219:36 That privilege of the Brahman caste, which is referred to in the first part of this paragraph, finds its explanation in a well-known rule of the Dharmasâstra regarding persons for whom way must be made, on meeting them in a road. Thus it is ruled by Gautama (VI, 24) that way must be made for a man seated in a carriage, for one who is in his tenth (decade), for one requiring consideration, for a woman, for a Snâtaka, and for a king; but that a king himself must make way for a Srotriya (learned Brahman). This makes in all seven persons for whom way should be made. Manu (II, 138), Yâgñavalkya (I, 117), Baudhâyana (II, 6, 30), and Vishnu (LXIII. 51) agree in enumerating eight persons of this sort. Vasishtha (XIV, 57-60) mentions nine. See, too, Âpastamba II, 5, 11, 5-7.
219:37 Manu VIII, 339; Âpastamba I, 10, 28, 3; Gautama XII, 28; Yâgñavalkya II, 166.
219:38 Manu VIII, 407; Vishnu V, 132. The last clause is thus given in the Nepalese MS.: 'They shall have to pay no toll on being carried across a river in a ferry, unless (they should cross it) for trading purposes.'
220:39 Gautama XII, 49, 50; Manu VIII, 341. Or 'five esculent roots,' according to the Nepalese MS.
220:40 Manu II, 185.
220:44 For a list of the twenty-one hells, see Manu IV, 88-90; Vishnu XLIII, 1-22. The Nepalese MS. omits this paragraph.
220:45 A different opinion has been enounced above, XV, 14.

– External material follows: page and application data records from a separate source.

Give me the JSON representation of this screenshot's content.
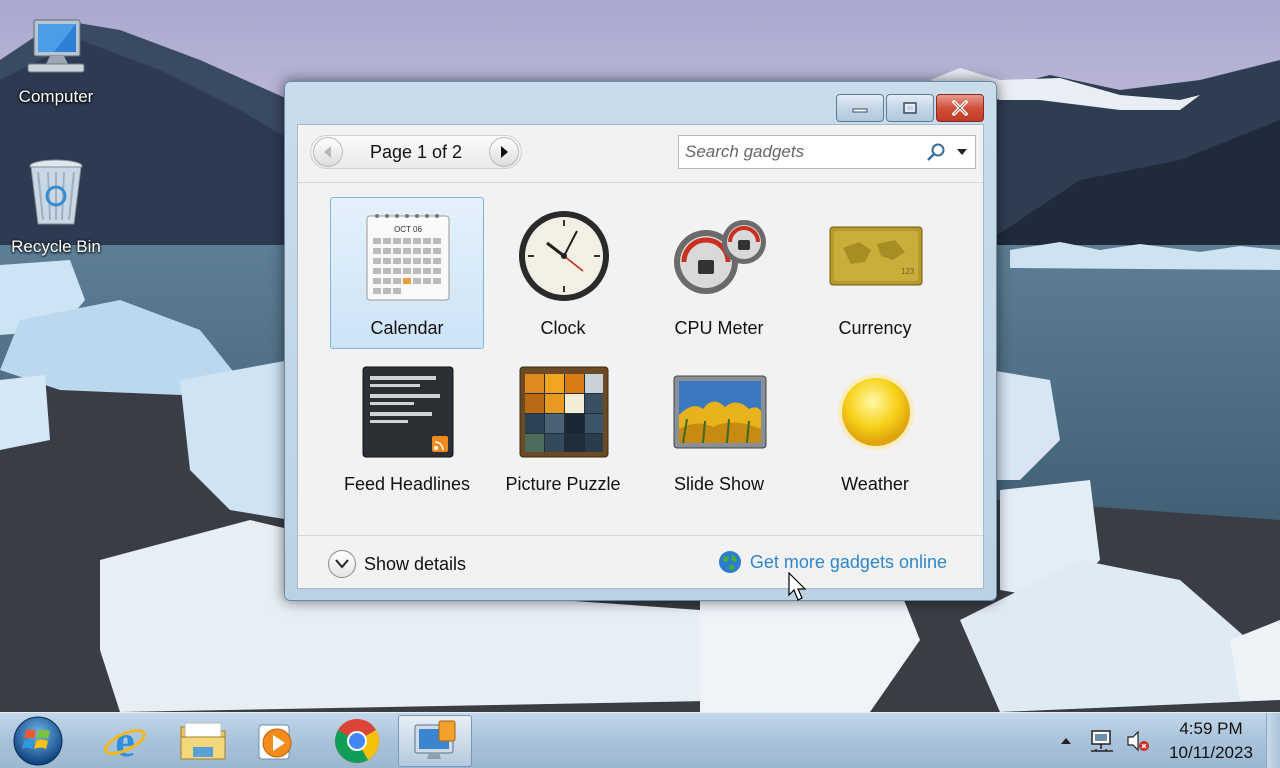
{
  "desktop": {
    "icons": [
      {
        "label": "Computer",
        "icon": "computer-icon"
      },
      {
        "label": "Recycle Bin",
        "icon": "recycle-bin-icon"
      }
    ]
  },
  "window": {
    "buttons": {
      "minimize": "minimize-icon",
      "maximize": "maximize-icon",
      "close": "close-icon"
    },
    "pager": {
      "label": "Page 1 of 2"
    },
    "search": {
      "placeholder": "Search gadgets"
    },
    "gadgets": [
      {
        "label": "Calendar",
        "icon": "calendar-icon",
        "selected": true
      },
      {
        "label": "Clock",
        "icon": "clock-icon"
      },
      {
        "label": "CPU Meter",
        "icon": "cpu-meter-icon"
      },
      {
        "label": "Currency",
        "icon": "currency-icon"
      },
      {
        "label": "Feed Headlines",
        "icon": "feed-headlines-icon"
      },
      {
        "label": "Picture Puzzle",
        "icon": "picture-puzzle-icon"
      },
      {
        "label": "Slide Show",
        "icon": "slide-show-icon"
      },
      {
        "label": "Weather",
        "icon": "weather-icon"
      }
    ],
    "calendar_thumb": {
      "month": "OCT 06"
    },
    "footer": {
      "show_details": "Show details",
      "get_more": "Get more gadgets online"
    }
  },
  "taskbar": {
    "items": [
      {
        "name": "start-button",
        "icon": "windows-logo-icon"
      },
      {
        "name": "internet-explorer",
        "icon": "internet-explorer-icon"
      },
      {
        "name": "file-explorer",
        "icon": "folder-icon"
      },
      {
        "name": "media-player",
        "icon": "media-player-icon"
      },
      {
        "name": "chrome",
        "icon": "chrome-icon"
      },
      {
        "name": "gadgets",
        "icon": "gadgets-icon",
        "active": true
      }
    ],
    "tray": {
      "time": "4:59 PM",
      "date": "10/11/2023"
    }
  },
  "colors": {
    "link": "#2f86c9",
    "selection_border": "#7eb4ea",
    "close_button": "#c23a27"
  }
}
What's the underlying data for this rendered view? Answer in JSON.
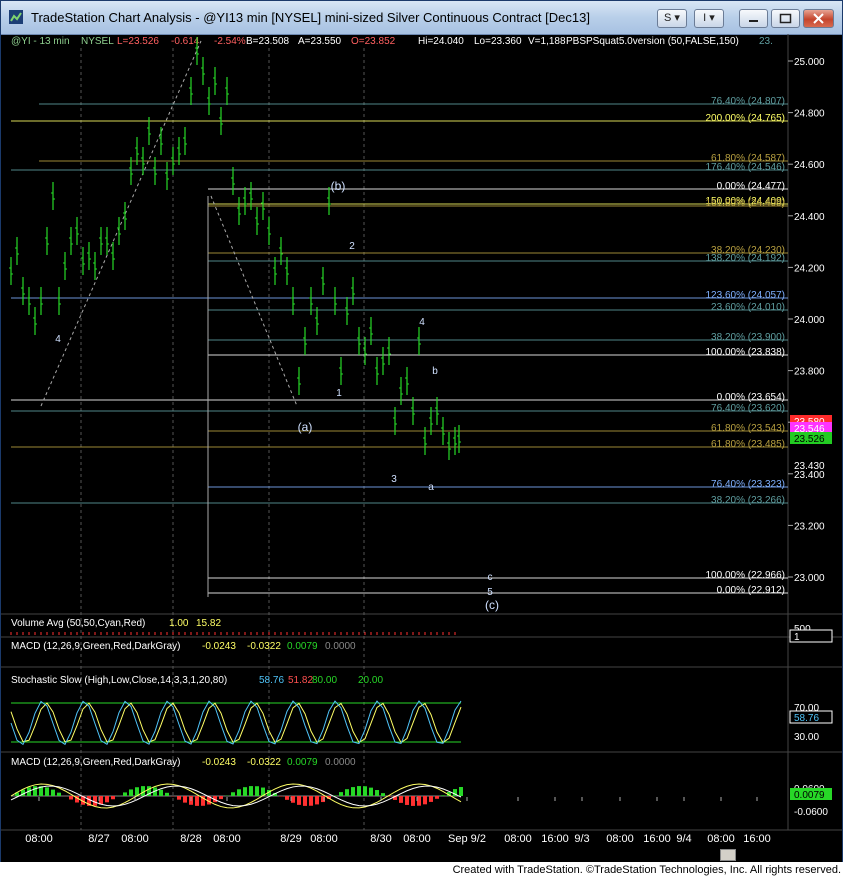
{
  "window": {
    "title": "TradeStation Chart Analysis - @YI13 min [NYSEL] mini-sized Silver Continuous Contract [Dec13]",
    "btn_s": "S ▾",
    "btn_i": "I ▾"
  },
  "header": {
    "symbol": "@YI - 13 min",
    "exchange": "NYSEL",
    "last": "L=23.526",
    "change": "-0.614",
    "pct": "-2.54%",
    "bid": "B=23.508",
    "ask": "A=23.550",
    "open": "O=23.852",
    "high": "Hi=24.040",
    "low": "Lo=23.360",
    "volume": "V=1,188",
    "study": "PBSPSquat5.0version (50,FALSE,150)",
    "study_val": "23.",
    "colors": {
      "symbol": "#8ecf8e",
      "last": "#ff6060",
      "neutral": "#ffffff"
    }
  },
  "price_axis": {
    "ticks": [
      "25.000",
      "24.800",
      "24.600",
      "24.400",
      "24.200",
      "24.000",
      "23.800",
      "23.600",
      "23.400",
      "23.200",
      "23.000"
    ],
    "tags": [
      {
        "label": "23.580",
        "bg": "#ff2a2a",
        "fg": "#ffffff"
      },
      {
        "label": "23.546",
        "bg": "#ff33ff",
        "fg": "#ffffff"
      },
      {
        "label": "23.526",
        "bg": "#22cc22",
        "fg": "#000000"
      },
      {
        "label": "23.430",
        "bg": "#000000",
        "fg": "#ffffff"
      }
    ]
  },
  "fib_lines": [
    {
      "label": "76.40% (24.807)",
      "color": "#5f9ea0"
    },
    {
      "label": "200.00% (24.765)",
      "color": "#ffff66"
    },
    {
      "label": "61.80% (24.587)",
      "color": "#b8a040"
    },
    {
      "label": "176.40% (24.546)",
      "color": "#5f9ea0"
    },
    {
      "label": "0.00% (24.477)",
      "color": "#ffffff"
    },
    {
      "label": "150.00% (24.409)",
      "color": "#ffff66"
    },
    {
      "label": "161.80% (24.409)",
      "color": "#b8a040"
    },
    {
      "label": "38.20% (24.230)",
      "color": "#b8a040"
    },
    {
      "label": "138.20% (24.192)",
      "color": "#5f9ea0"
    },
    {
      "label": "123.60% (24.057)",
      "color": "#7fb0ff"
    },
    {
      "label": "23.60% (24.010)",
      "color": "#5f9ea0"
    },
    {
      "label": "38.20% (23.900)",
      "color": "#5f9ea0"
    },
    {
      "label": "100.00% (23.838)",
      "color": "#ffffff"
    },
    {
      "label": "0.00% (23.654)",
      "color": "#ffffff"
    },
    {
      "label": "76.40% (23.620)",
      "color": "#5f9ea0"
    },
    {
      "label": "61.80% (23.543)",
      "color": "#b8a040"
    },
    {
      "label": "61.80% (23.485)",
      "color": "#b8a040"
    },
    {
      "label": "76.40% (23.323)",
      "color": "#7fb0ff"
    },
    {
      "label": "38.20% (23.266)",
      "color": "#5f9ea0"
    },
    {
      "label": "100.00% (22.966)",
      "color": "#ffffff"
    },
    {
      "label": "0.00% (22.912)",
      "color": "#ffffff"
    }
  ],
  "wave_labels": [
    "(b)",
    "2",
    "4",
    "(a)",
    "1",
    "b",
    "3",
    "a",
    "c",
    "5",
    "(c)"
  ],
  "wave_labels_small": [
    "4"
  ],
  "volume_panel": {
    "label": "Volume Avg (50,50,Cyan,Red)",
    "v1": "1.00",
    "v2": "15.82",
    "ticks": [
      "500"
    ],
    "tag": "1"
  },
  "macd_panel": {
    "label": "MACD (12,26,9,Green,Red,DarkGray)",
    "v1": "-0.0243",
    "v2": "-0.0322",
    "v3": "0.0079",
    "v4": "0.0000"
  },
  "stoch_panel": {
    "label": "Stochastic Slow (High,Low,Close,14,3,3,1,20,80)",
    "v1": "58.76",
    "v2": "51.82",
    "v3": "80.00",
    "v4": "20.00",
    "ticks": [
      "70.00",
      "30.00"
    ],
    "tag": "58.76"
  },
  "macd2_panel": {
    "label": "MACD (12,26,9,Green,Red,DarkGray)",
    "v1": "-0.0243",
    "v2": "-0.0322",
    "v3": "0.0079",
    "v4": "0.0000",
    "ticks": [
      "0.0600",
      "-0.0600"
    ],
    "tag": "0.0079"
  },
  "time_axis": [
    "08:00",
    "8/27",
    "08:00",
    "8/28",
    "08:00",
    "8/29",
    "08:00",
    "8/30",
    "08:00",
    "Sep 9/2",
    "08:00",
    "16:00",
    "9/3",
    "08:00",
    "16:00",
    "9/4",
    "08:00",
    "16:00"
  ],
  "footer": "Created with TradeStation. ©TradeStation Technologies, Inc. All rights reserved."
}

221:48 Manu VII, 130-132; Gautama X, 24-27; Vasishtha XIX, 26, 27; Âpastamba II, 10, 26, 9; Vishnu III, 22-25; Baudhâyana I, 10, 18, 1.
221:50 Manu I, 88, &c.